I have to say the NJ Highrailers are the benchmark for friendly.  Every visit there is a welcoming experience.  My other pleasant experience was probably over 20 years ago at the open house of a trolley layout.  The layout was built by the owner of Micromark, he handed everyone a DCC controller and let us have fun.  

I can see how you would come away with that impression under the circumstances. I've been in that situation a few times myself over the years.

If you walk in cold off the street to an established group session, don't expect too much, that's their "play time" and they take it seriously. My best advice in that situation is three things: show interest in what they are doing, be patient, and be persistent.

When you think you are ready to try and break the ice, stay away from the yard operators and dispatchers. Too busy! Pick someone doing a local freight and follow them, he will have lulls in activities, and will probably have some time to chat, and after a while may even let you help.

Private layouts are a little different. Typically, those are by invitation only. You are either invited by the host, or with an established crew member. In either case, you have an established  connection and will have a more "friendly" experience.

Elliot, yep wife and I were invited by the owner to come see, which was a short walk down the street.  People said hello how are you but then went right back to their "job", but no one said heres how the controller works, have fun running a train back and forth in a yard (and there were several sitting dead that weren't scheduled for activity,) and that was OK with us.

Really there were no hurt feelings here, but throwing this out in case you are part of a private/club group and an invited guest drops in, what image do you reflect to him/her. welcoming or go away?

At the TMB Train club on Lng Island we make a point of being VERY approachable. We greet people at the street (rain or shine) welcome them at the door and when our members operating session is over they are in the aisles for both crowd control and to answer questions. We wear a very distinguishable yellow shirt. If our newer members cant answer a question they simply refer someone over to a more seasoned  member. Its worked well for us in getting repeat  visitors and in attracting new members.We also have same approach when we take our modular layout out into the community and in a few hours we will be displaying at the Bellmore street fair which attracts 75-100,000 people in a weekend. Its all about being ambassadors of the hobby!!!

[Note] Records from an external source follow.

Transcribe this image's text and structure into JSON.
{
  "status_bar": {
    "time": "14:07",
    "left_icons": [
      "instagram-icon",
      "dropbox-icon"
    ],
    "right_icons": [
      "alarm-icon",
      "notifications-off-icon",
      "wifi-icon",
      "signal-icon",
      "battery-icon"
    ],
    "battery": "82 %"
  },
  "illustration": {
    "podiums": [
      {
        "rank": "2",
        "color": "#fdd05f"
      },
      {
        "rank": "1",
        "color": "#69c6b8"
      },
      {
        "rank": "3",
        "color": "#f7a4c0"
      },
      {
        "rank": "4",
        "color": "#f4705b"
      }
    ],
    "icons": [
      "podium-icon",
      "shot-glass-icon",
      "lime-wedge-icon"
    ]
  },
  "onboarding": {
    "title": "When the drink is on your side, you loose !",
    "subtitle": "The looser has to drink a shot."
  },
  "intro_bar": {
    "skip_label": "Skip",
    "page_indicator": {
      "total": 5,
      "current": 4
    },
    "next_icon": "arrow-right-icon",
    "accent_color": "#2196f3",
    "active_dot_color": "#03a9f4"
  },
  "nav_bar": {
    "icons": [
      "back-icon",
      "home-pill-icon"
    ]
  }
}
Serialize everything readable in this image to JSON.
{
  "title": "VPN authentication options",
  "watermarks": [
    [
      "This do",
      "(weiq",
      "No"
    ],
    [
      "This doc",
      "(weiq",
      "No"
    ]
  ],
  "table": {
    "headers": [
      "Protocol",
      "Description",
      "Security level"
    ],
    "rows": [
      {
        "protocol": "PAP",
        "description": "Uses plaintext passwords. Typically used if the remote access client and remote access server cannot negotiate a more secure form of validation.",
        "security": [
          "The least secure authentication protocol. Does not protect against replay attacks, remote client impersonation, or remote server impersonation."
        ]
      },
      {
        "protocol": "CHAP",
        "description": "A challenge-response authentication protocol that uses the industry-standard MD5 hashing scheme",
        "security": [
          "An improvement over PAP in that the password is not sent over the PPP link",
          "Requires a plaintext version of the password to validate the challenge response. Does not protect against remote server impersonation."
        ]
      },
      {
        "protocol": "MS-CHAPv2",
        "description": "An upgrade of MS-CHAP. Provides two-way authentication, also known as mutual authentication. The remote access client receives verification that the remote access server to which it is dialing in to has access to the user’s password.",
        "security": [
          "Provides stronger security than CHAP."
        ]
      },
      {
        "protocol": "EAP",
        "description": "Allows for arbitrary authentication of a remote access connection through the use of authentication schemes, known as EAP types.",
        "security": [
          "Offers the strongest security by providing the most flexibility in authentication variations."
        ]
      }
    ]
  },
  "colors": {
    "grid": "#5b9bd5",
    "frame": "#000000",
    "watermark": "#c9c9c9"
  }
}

Maybe our club is just blessed.


Add Reply

OGR Publishing, Inc., 1310 Eastside Centre Ct, Suite 6, Mountain Home, AR 72653

Link copied to your clipboard.